However, we know that COVID-19 has helped shift the dial in regard to clinical trial awareness. The pandemic also forced the industry to rethink how trials are delivered and highlighted how important diversity in clinical trial patient recruitment is. “No one was essentially protected from COVID-19. However, our communities of color carried the highest-burden when it came to Covid and still do…so we need to make sure that there is representation in all of the clinical trials,” Sandra said.

The COVID-19 vaccine trials have subsequently been among the most ethnically and racially diverse we have seen. The result? Confidence that these vaccines are safe and effective for many different groups of people across the world. We must capitalize on this increased awareness of clinical trials and the lessons we, as an industry, have learned to support more inclusive clinical trials from now on.

Promoting inclusivity in clinical trials

Kate spoke about the importance of understanding the patient perspective to ensure inclusivity. For example, the nature of some conditions may make it more difficult for patients to attend early appointments. Childcare and transport costs can also have an impact. Jane Thurston from Parexel agreed. She said: “Many people forget that even in this day and age, not everyone has access to the internet or public forms of transportation…We have to meet patients where they actually are. They may not be in a medical center. You may have to go to a community center, a religious organization, or local barber shops.” Both Jane and Sandra discussed the commitment by Parexel and Pfizer to support greater diversity in clinical trial patient recruitment, and the ways in which they are redressing the balance. Solutions ranged from the decentralization of clinical trials to smaller, practical ideas such as prepaid debit cards to help people with transport costs.

However, while these ideas will help to retain participants in clinical trials, other tactics are needed to recruit them in the first place. Kate spoke about the need for comprehensive outreach – through online communities, patient advocacy groups, networking with healthcare professionals, and wider community engagement – to achieve a broad range of patients participating in clinical trials. Meanwhile, Jane from Parexel revealed how Innovative Trials’ Clinical Enrolment Managers provide invaluable support to increasing diversity. “We find that many times, sites don’t have the resources or bandwidth to do any community or physician outreach. So to provide diversity support service, we’ve been using Clinical Enrolment Managers, who are seasoned and knowledgeable, to be ‘boots on the ground’ for sites. This has truly been a game changer…”

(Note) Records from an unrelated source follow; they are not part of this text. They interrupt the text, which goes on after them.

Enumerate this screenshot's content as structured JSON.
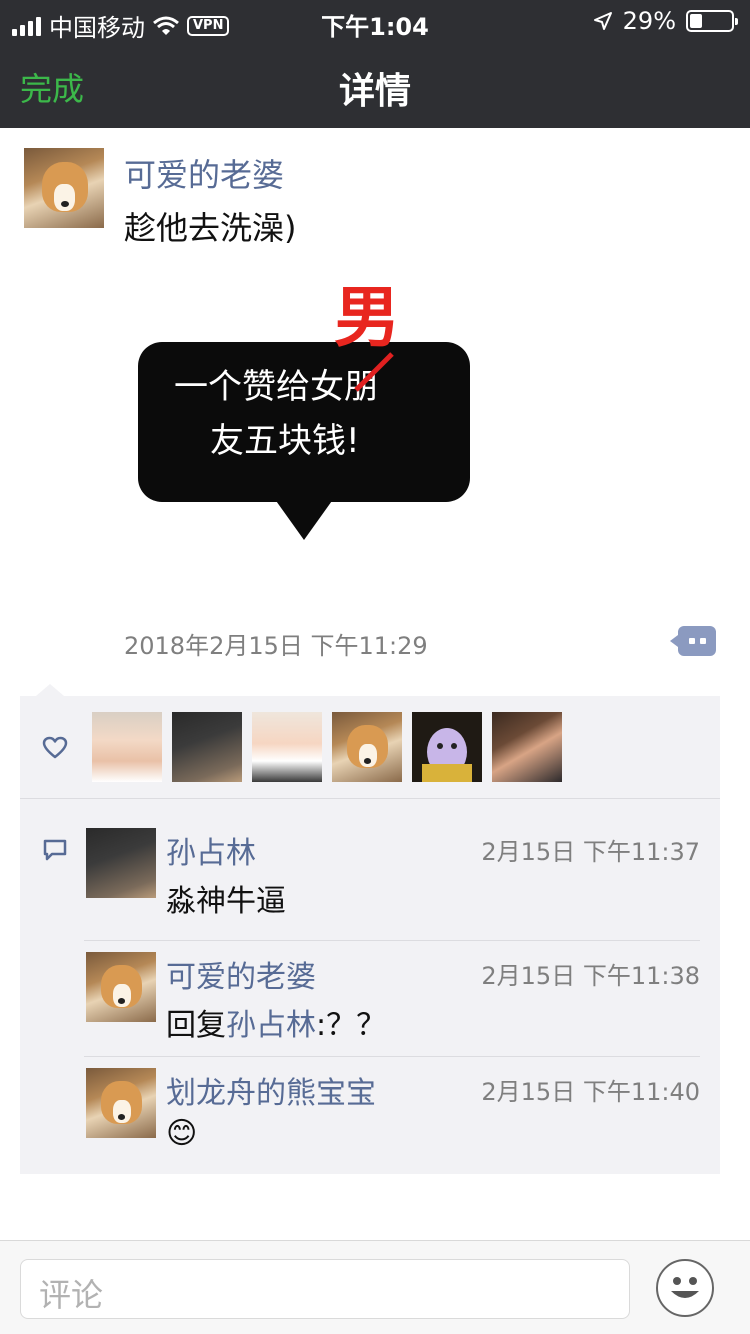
{
  "status_bar": {
    "carrier": "中国移动",
    "vpn": "VPN",
    "time": "下午1:04",
    "battery": "29%",
    "battery_level": 0.29
  },
  "nav": {
    "done_label": "完成",
    "title": "详情"
  },
  "post": {
    "author": "可爱的老婆",
    "text": "趁他去洗澡)",
    "sticker": {
      "line1": "一个赞给女朋",
      "line2": "友五块钱!",
      "correction": "男"
    },
    "time": "2018年2月15日 下午11:29"
  },
  "likes": {
    "icon": "heart-icon",
    "avatars": [
      "kid1",
      "kid2",
      "kid3",
      "corgi",
      "cartoon",
      "man"
    ]
  },
  "comments": [
    {
      "name": "孙占林",
      "time": "2月15日 下午11:37",
      "text": "淼神牛逼",
      "avatar": "kid2"
    },
    {
      "name": "可爱的老婆",
      "time": "2月15日 下午11:38",
      "reply_prefix": "回复",
      "reply_to": "孙占林",
      "text": ":？？",
      "avatar": "corgi"
    },
    {
      "name": "划龙舟的熊宝宝",
      "time": "2月15日 下午11:40",
      "text": "😊",
      "avatar": "corgi"
    }
  ],
  "input": {
    "placeholder": "评论"
  },
  "colors": {
    "bar_bg": "#2e2f33",
    "accent_green": "#3cb84a",
    "link_blue": "#576b95"
  }
}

All speakers acknowledged that increasing diversity in clinical trial patient recruitment is likely to mean more time and money required for studies, but that this is necessary to ensure treatments that are brought to market are safe and effective for everyone who needs them most. Otherwise, what’s the point?

Do you want to increase patient diversity in your clinical research? Download our free white paper for six ways to improve diversity in clinical trials.